▸ EXERCISE INSTRUCTIONS
The copy you give must match the listing below exactly and contain no pictures.

▸ DATA SECTION
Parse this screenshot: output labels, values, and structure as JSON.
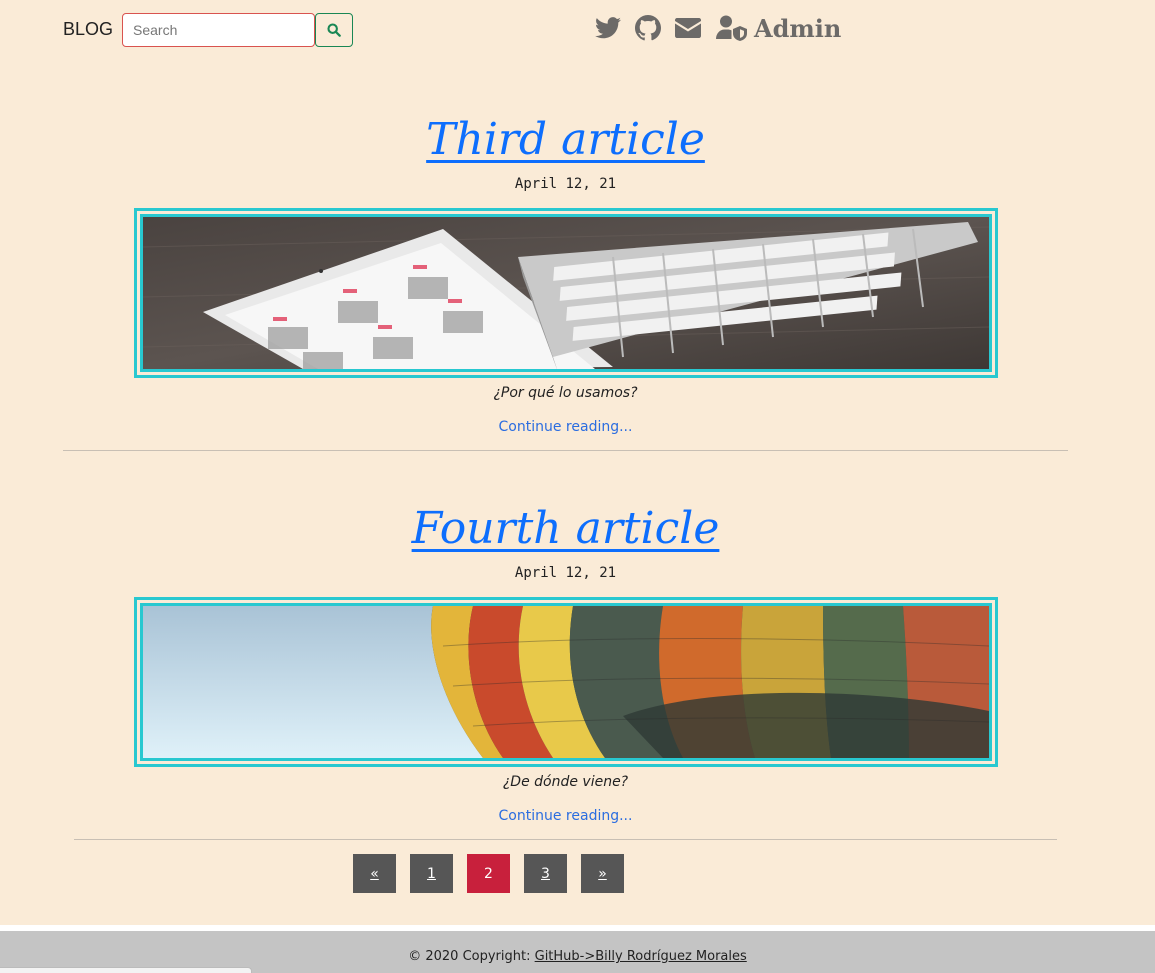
{
  "navbar": {
    "brand": "BLOG",
    "search": {
      "placeholder": "Search",
      "value": ""
    },
    "icons": [
      "twitter-icon",
      "github-icon",
      "envelope-icon",
      "user-shield-icon"
    ],
    "admin_label": "Admin"
  },
  "articles": [
    {
      "title": "Third article",
      "date": "April 12, 21",
      "subtitle": "¿Por qué lo usamos?",
      "continue": "Continue reading..."
    },
    {
      "title": "Fourth article",
      "date": "April 12, 21",
      "subtitle": "¿De dónde viene?",
      "continue": "Continue reading..."
    }
  ],
  "pagination": {
    "prev": "«",
    "pages": [
      "1",
      "2",
      "3"
    ],
    "current": "2",
    "next": "»"
  },
  "footer": {
    "copyright": "© 2020 Copyright: ",
    "link": "GitHub->Billy Rodríguez Morales"
  },
  "colors": {
    "background": "#faebd7",
    "link": "#0d6efd",
    "frame": "#28c8d0",
    "page_active": "#c8203c",
    "page_default": "#565656",
    "footer": "#c4c4c4"
  }
}
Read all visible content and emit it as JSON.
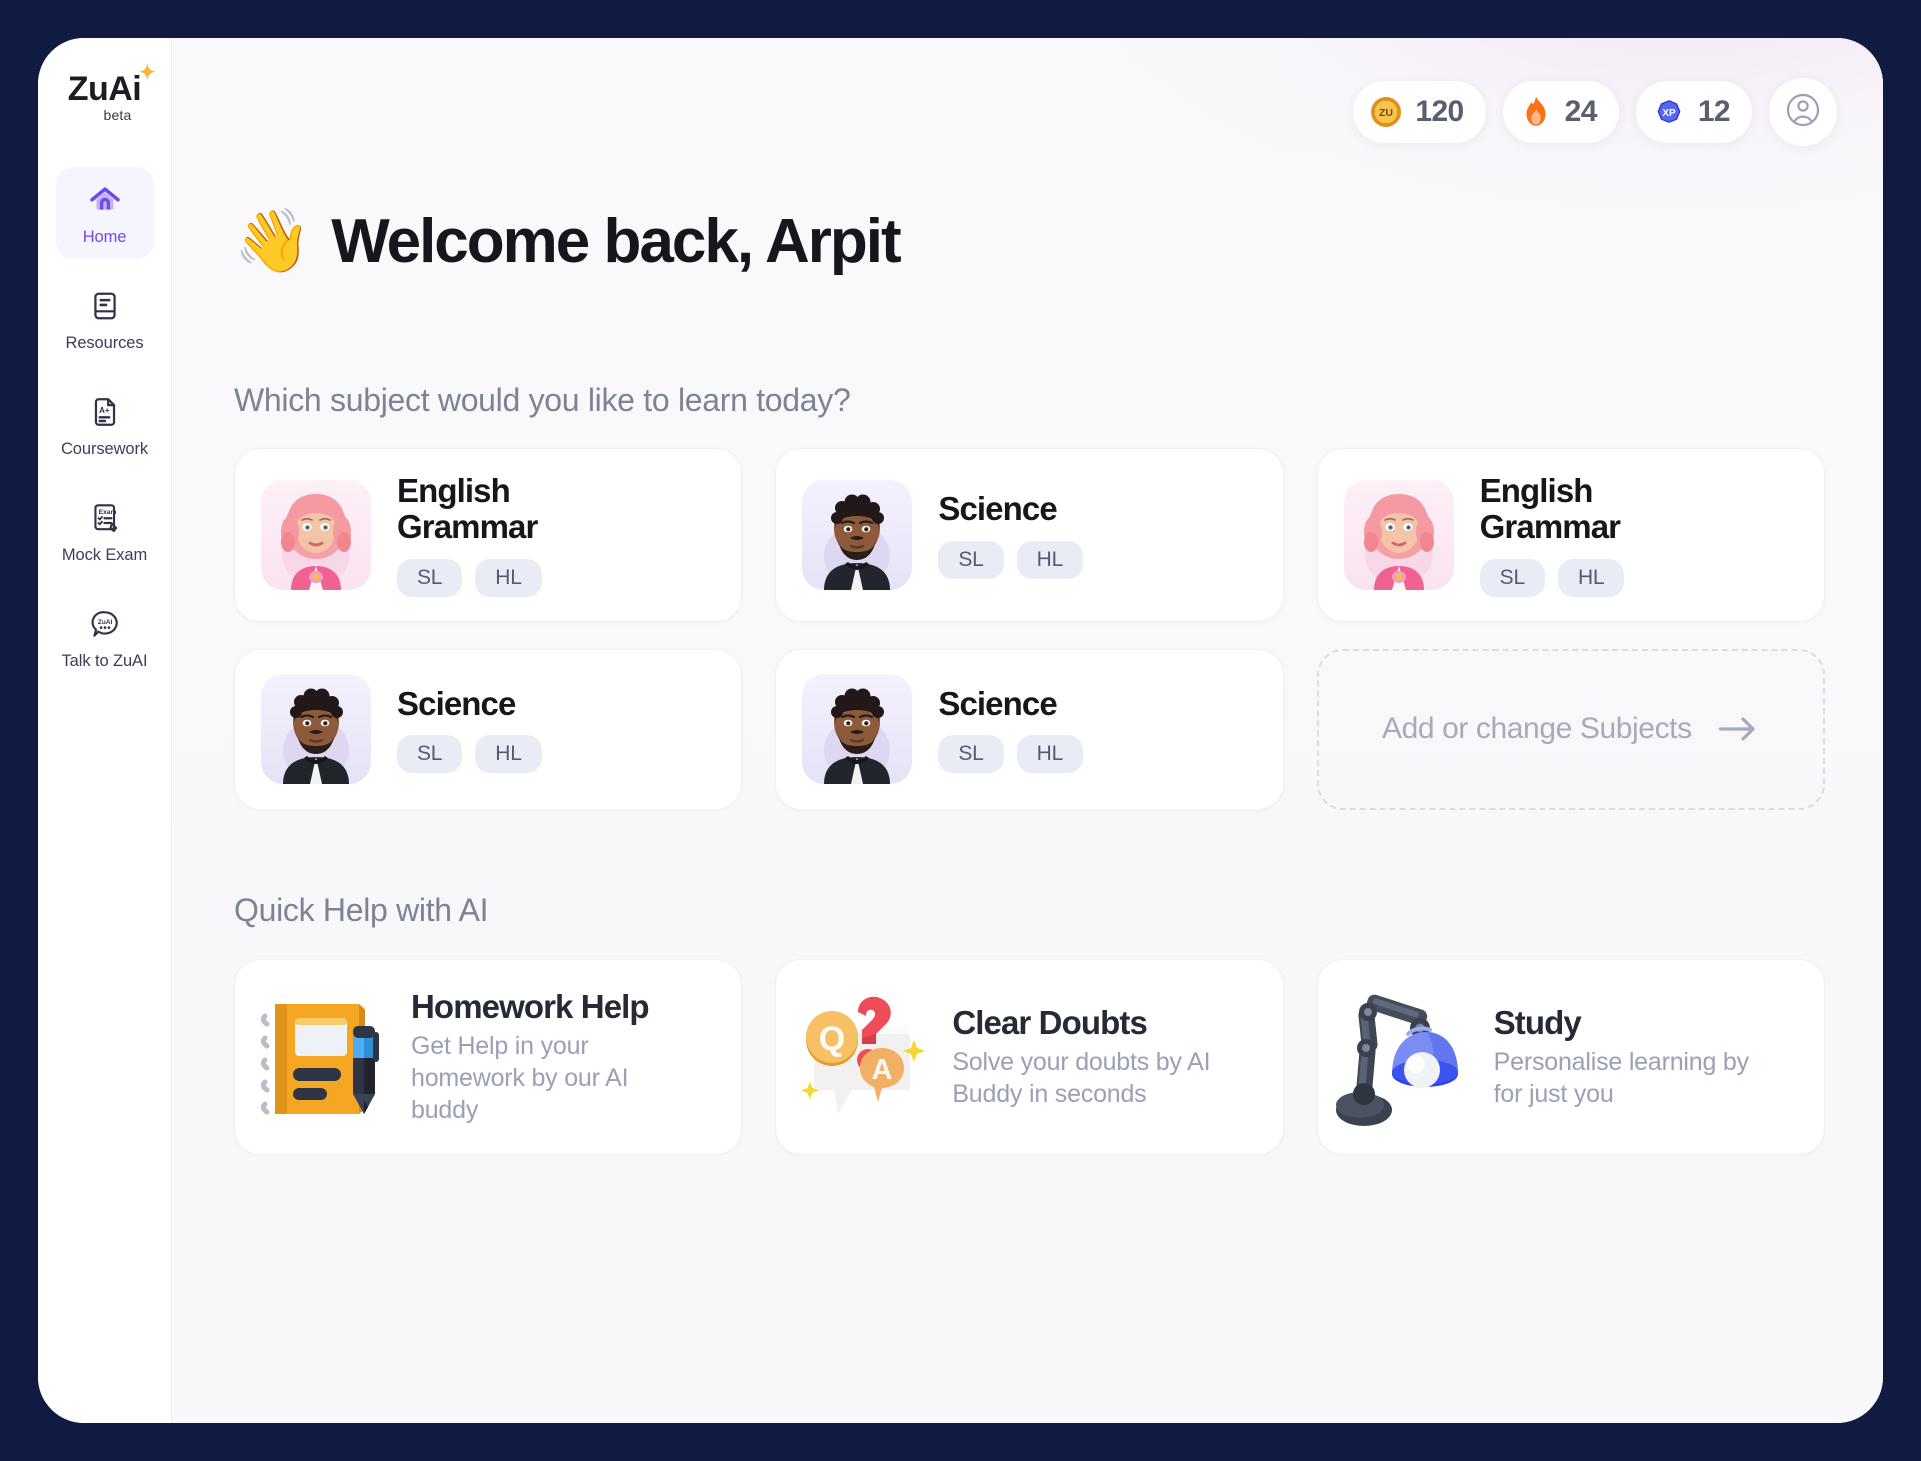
{
  "brand": {
    "logo_text": "ZuAi",
    "logo_badge": "beta",
    "accent_color": "#6d4aee",
    "frame_color": "#111a40"
  },
  "sidebar": {
    "items": [
      {
        "label": "Home",
        "icon": "home-icon",
        "active": true
      },
      {
        "label": "Resources",
        "icon": "book-icon",
        "active": false
      },
      {
        "label": "Coursework",
        "icon": "document-grade-icon",
        "active": false
      },
      {
        "label": "Mock Exam",
        "icon": "exam-paper-pencil-icon",
        "active": false
      },
      {
        "label": "Talk to ZuAI",
        "icon": "chat-bubble-zuai-icon",
        "active": false
      }
    ]
  },
  "topbar": {
    "stats": [
      {
        "id": "zu-coins",
        "icon": "zu-coin-icon",
        "icon_label": "ZU",
        "value": "120",
        "color": "#f5a623"
      },
      {
        "id": "streak",
        "icon": "flame-icon",
        "value": "24",
        "color": "#f97316"
      },
      {
        "id": "xp",
        "icon": "xp-badge-icon",
        "icon_label": "XP",
        "value": "12",
        "color": "#2f44e8"
      }
    ],
    "profile": {
      "icon": "user-avatar-icon"
    }
  },
  "header": {
    "emoji": "👋",
    "greeting": "Welcome back, Arpit"
  },
  "subjects_section": {
    "heading": "Which subject would you like to learn today?",
    "cards": [
      {
        "name": "English Grammar",
        "avatar": "female-pink-hair-avatar",
        "levels": [
          "SL",
          "HL"
        ]
      },
      {
        "name": "Science",
        "avatar": "male-beard-hoodie-avatar",
        "levels": [
          "SL",
          "HL"
        ]
      },
      {
        "name": "English Grammar",
        "avatar": "female-pink-hair-avatar",
        "levels": [
          "SL",
          "HL"
        ]
      },
      {
        "name": "Science",
        "avatar": "male-beard-hoodie-avatar",
        "levels": [
          "SL",
          "HL"
        ]
      },
      {
        "name": "Science",
        "avatar": "male-beard-hoodie-avatar",
        "levels": [
          "SL",
          "HL"
        ]
      }
    ],
    "add_card": {
      "label": "Add or change Subjects",
      "icon": "arrow-right-icon"
    }
  },
  "quick_help_section": {
    "heading": "Quick Help with AI",
    "cards": [
      {
        "title": "Homework Help",
        "description": "Get Help in your homework by our AI buddy",
        "art": "notebook-pen-art"
      },
      {
        "title": "Clear Doubts",
        "description": "Solve your doubts by AI Buddy in seconds",
        "art": "qa-speech-bubbles-art"
      },
      {
        "title": "Study",
        "description": "Personalise learning by for just you",
        "art": "desk-lamp-art"
      }
    ]
  }
}
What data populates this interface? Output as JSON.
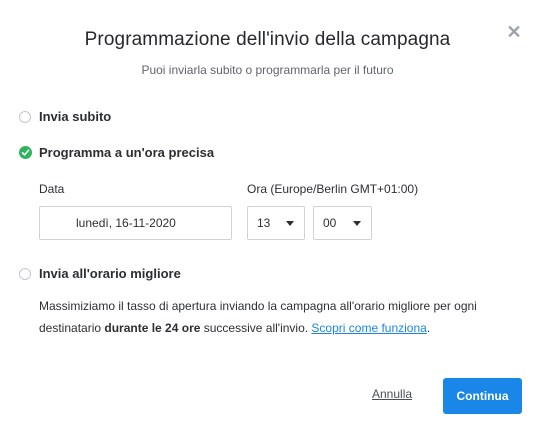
{
  "dialog": {
    "title": "Programmazione dell'invio della campagna",
    "subtitle": "Puoi inviarla subito o programmarla per il futuro"
  },
  "options": {
    "now": {
      "label": "Invia subito",
      "selected": false
    },
    "scheduled": {
      "label": "Programma a un'ora precisa",
      "selected": true
    },
    "best": {
      "label": "Invia all'orario migliore",
      "selected": false
    }
  },
  "schedule": {
    "date_label": "Data",
    "date_value": "lunedì, 16-11-2020",
    "time_label": "Ora (Europe/Berlin GMT+01:00)",
    "hour_value": "13",
    "minute_value": "00"
  },
  "best_time_description": {
    "part1": "Massimiziamo il tasso di apertura inviando la campagna all'orario migliore per ogni destinatario ",
    "bold": "durante le 24 ore",
    "part2": " successive all'invio. ",
    "link": "Scopri come funziona",
    "end": "."
  },
  "footer": {
    "cancel_label": "Annulla",
    "continue_label": "Continua"
  },
  "colors": {
    "accent": "#1a86e8",
    "success": "#2fb35e"
  }
}
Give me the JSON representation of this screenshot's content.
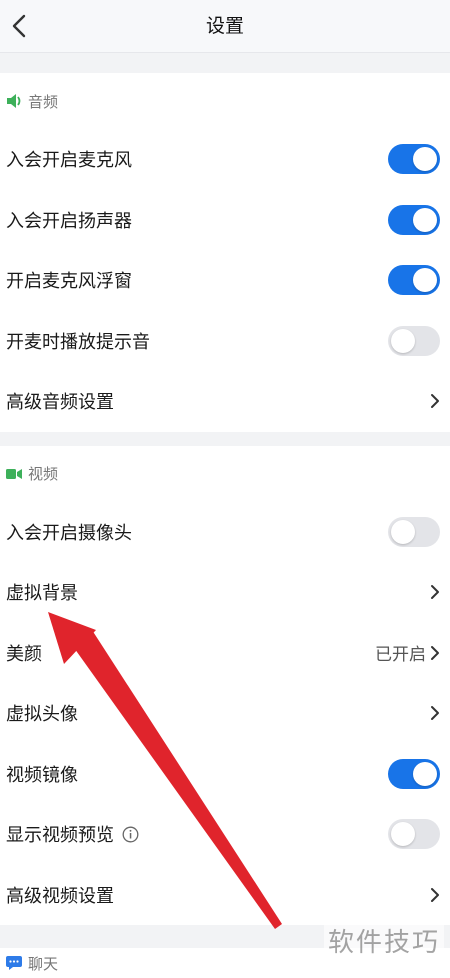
{
  "header": {
    "title": "设置"
  },
  "audio": {
    "header": "音频",
    "rows": [
      {
        "label": "入会开启麦克风",
        "control": "toggle",
        "on": true
      },
      {
        "label": "入会开启扬声器",
        "control": "toggle",
        "on": true
      },
      {
        "label": "开启麦克风浮窗",
        "control": "toggle",
        "on": true
      },
      {
        "label": "开麦时播放提示音",
        "control": "toggle",
        "on": false
      },
      {
        "label": "高级音频设置",
        "control": "chevron"
      }
    ]
  },
  "video": {
    "header": "视频",
    "rows": [
      {
        "label": "入会开启摄像头",
        "control": "toggle",
        "on": false
      },
      {
        "label": "虚拟背景",
        "control": "chevron"
      },
      {
        "label": "美颜",
        "control": "chevron",
        "value": "已开启"
      },
      {
        "label": "虚拟头像",
        "control": "chevron"
      },
      {
        "label": "视频镜像",
        "control": "toggle",
        "on": true
      },
      {
        "label": "显示视频预览",
        "control": "toggle",
        "on": false,
        "info_icon": "info-icon"
      },
      {
        "label": "高级视频设置",
        "control": "chevron"
      }
    ]
  },
  "chat": {
    "header": "聊天"
  },
  "watermark": "软件技巧",
  "colors": {
    "toggle_on": "#1874e8",
    "toggle_off": "#e3e4e8",
    "audio_icon": "#3db05a",
    "video_icon": "#3db05a",
    "chat_icon": "#2e7be8",
    "annotation_arrow": "#e0242c"
  }
}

▸ ANSWER SECTION
Parse this screenshot: output labels, values, and structure as JSON.
{
  "navbar": {
    "brand": "BLOG",
    "search": {
      "placeholder": "Search",
      "value": ""
    },
    "icons": [
      "twitter-icon",
      "github-icon",
      "envelope-icon",
      "user-shield-icon"
    ],
    "admin_label": "Admin"
  },
  "articles": [
    {
      "title": "Third article",
      "date": "April 12, 21",
      "subtitle": "¿Por qué lo usamos?",
      "continue": "Continue reading..."
    },
    {
      "title": "Fourth article",
      "date": "April 12, 21",
      "subtitle": "¿De dónde viene?",
      "continue": "Continue reading..."
    }
  ],
  "pagination": {
    "prev": "«",
    "pages": [
      "1",
      "2",
      "3"
    ],
    "current": "2",
    "next": "»"
  },
  "footer": {
    "copyright": "© 2020 Copyright: ",
    "link": "GitHub->Billy Rodríguez Morales"
  },
  "colors": {
    "background": "#faebd7",
    "link": "#0d6efd",
    "frame": "#28c8d0",
    "page_active": "#c8203c",
    "page_default": "#565656",
    "footer": "#c4c4c4"
  }
}
Read all visible content and emit it as JSON.
{
  "brand": {
    "logo_text": "ZuAi",
    "logo_badge": "beta",
    "accent_color": "#6d4aee",
    "frame_color": "#111a40"
  },
  "sidebar": {
    "items": [
      {
        "label": "Home",
        "icon": "home-icon",
        "active": true
      },
      {
        "label": "Resources",
        "icon": "book-icon",
        "active": false
      },
      {
        "label": "Coursework",
        "icon": "document-grade-icon",
        "active": false
      },
      {
        "label": "Mock Exam",
        "icon": "exam-paper-pencil-icon",
        "active": false
      },
      {
        "label": "Talk to ZuAI",
        "icon": "chat-bubble-zuai-icon",
        "active": false
      }
    ]
  },
  "topbar": {
    "stats": [
      {
        "id": "zu-coins",
        "icon": "zu-coin-icon",
        "icon_label": "ZU",
        "value": "120",
        "color": "#f5a623"
      },
      {
        "id": "streak",
        "icon": "flame-icon",
        "value": "24",
        "color": "#f97316"
      },
      {
        "id": "xp",
        "icon": "xp-badge-icon",
        "icon_label": "XP",
        "value": "12",
        "color": "#2f44e8"
      }
    ],
    "profile": {
      "icon": "user-avatar-icon"
    }
  },
  "header": {
    "emoji": "👋",
    "greeting": "Welcome back, Arpit"
  },
  "subjects_section": {
    "heading": "Which subject would you like to learn today?",
    "cards": [
      {
        "name": "English Grammar",
        "avatar": "female-pink-hair-avatar",
        "levels": [
          "SL",
          "HL"
        ]
      },
      {
        "name": "Science",
        "avatar": "male-beard-hoodie-avatar",
        "levels": [
          "SL",
          "HL"
        ]
      },
      {
        "name": "English Grammar",
        "avatar": "female-pink-hair-avatar",
        "levels": [
          "SL",
          "HL"
        ]
      },
      {
        "name": "Science",
        "avatar": "male-beard-hoodie-avatar",
        "levels": [
          "SL",
          "HL"
        ]
      },
      {
        "name": "Science",
        "avatar": "male-beard-hoodie-avatar",
        "levels": [
          "SL",
          "HL"
        ]
      }
    ],
    "add_card": {
      "label": "Add or change Subjects",
      "icon": "arrow-right-icon"
    }
  },
  "quick_help_section": {
    "heading": "Quick Help with AI",
    "cards": [
      {
        "title": "Homework Help",
        "description": "Get Help in your homework by our AI buddy",
        "art": "notebook-pen-art"
      },
      {
        "title": "Clear Doubts",
        "description": "Solve your doubts by AI Buddy in seconds",
        "art": "qa-speech-bubbles-art"
      },
      {
        "title": "Study",
        "description": "Personalise learning by for just you",
        "art": "desk-lamp-art"
      }
    ]
  }
}
What data populates this interface? Output as JSON.
{
  "dialog": {
    "title": "Programmazione dell'invio della campagna",
    "subtitle": "Puoi inviarla subito o programmarla per il futuro"
  },
  "options": {
    "now": {
      "label": "Invia subito",
      "selected": false
    },
    "scheduled": {
      "label": "Programma a un'ora precisa",
      "selected": true
    },
    "best": {
      "label": "Invia all'orario migliore",
      "selected": false
    }
  },
  "schedule": {
    "date_label": "Data",
    "date_value": "lunedì, 16-11-2020",
    "time_label": "Ora (Europe/Berlin GMT+01:00)",
    "hour_value": "13",
    "minute_value": "00"
  },
  "best_time_description": {
    "part1": "Massimiziamo il tasso di apertura inviando la campagna all'orario migliore per ogni destinatario ",
    "bold": "durante le 24 ore",
    "part2": " successive all'invio. ",
    "link": "Scopri come funziona",
    "end": "."
  },
  "footer": {
    "cancel_label": "Annulla",
    "continue_label": "Continua"
  },
  "colors": {
    "accent": "#1a86e8",
    "success": "#2fb35e"
  }
}
Give me the JSON representation of this screenshot's content.
{
  "header": {
    "title": "设置"
  },
  "audio": {
    "header": "音频",
    "rows": [
      {
        "label": "入会开启麦克风",
        "control": "toggle",
        "on": true
      },
      {
        "label": "入会开启扬声器",
        "control": "toggle",
        "on": true
      },
      {
        "label": "开启麦克风浮窗",
        "control": "toggle",
        "on": true
      },
      {
        "label": "开麦时播放提示音",
        "control": "toggle",
        "on": false
      },
      {
        "label": "高级音频设置",
        "control": "chevron"
      }
    ]
  },
  "video": {
    "header": "视频",
    "rows": [
      {
        "label": "入会开启摄像头",
        "control": "toggle",
        "on": false
      },
      {
        "label": "虚拟背景",
        "control": "chevron"
      },
      {
        "label": "美颜",
        "control": "chevron",
        "value": "已开启"
      },
      {
        "label": "虚拟头像",
        "control": "chevron"
      },
      {
        "label": "视频镜像",
        "control": "toggle",
        "on": true
      },
      {
        "label": "显示视频预览",
        "control": "toggle",
        "on": false,
        "info_icon": "info-icon"
      },
      {
        "label": "高级视频设置",
        "control": "chevron"
      }
    ]
  },
  "chat": {
    "header": "聊天"
  },
  "watermark": "软件技巧",
  "colors": {
    "toggle_on": "#1874e8",
    "toggle_off": "#e3e4e8",
    "audio_icon": "#3db05a",
    "video_icon": "#3db05a",
    "chat_icon": "#2e7be8",
    "annotation_arrow": "#e0242c"
  }
}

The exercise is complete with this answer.